Saved data entries –

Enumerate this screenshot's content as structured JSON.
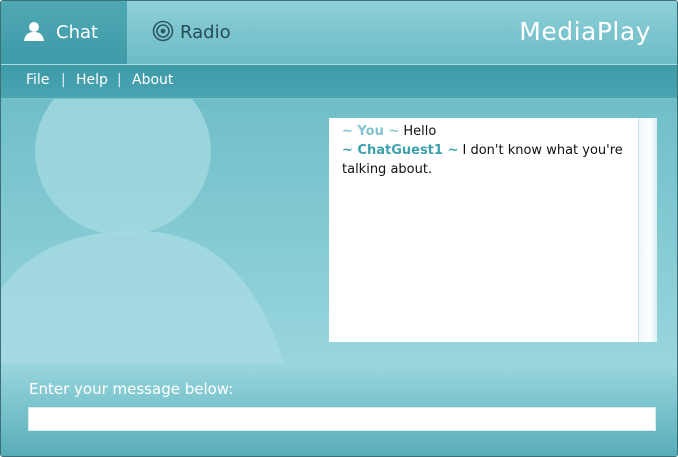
{
  "tabs": [
    {
      "label": "Chat",
      "icon": "user-icon",
      "active": true
    },
    {
      "label": "Radio",
      "icon": "radio-target-icon",
      "active": false
    }
  ],
  "brand": "MediaPlay",
  "menu": [
    "File",
    "Help",
    "About"
  ],
  "menu_separator": "|",
  "chat": {
    "messages": [
      {
        "prefix": "~ You ~",
        "text": " Hello",
        "sender_style": "you"
      },
      {
        "prefix": "~ ChatGuest1 ~",
        "text": " I don't know what you're talking about.",
        "sender_style": "guest"
      }
    ]
  },
  "compose": {
    "prompt": "Enter your message below:",
    "value": ""
  },
  "colors": {
    "accent": "#3f9aa7",
    "you_name": "#7fc4cf",
    "guest_name": "#3da1ae"
  }
}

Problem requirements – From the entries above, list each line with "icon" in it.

Response –
      "icon": "user-icon",
      "icon": "radio-target-icon",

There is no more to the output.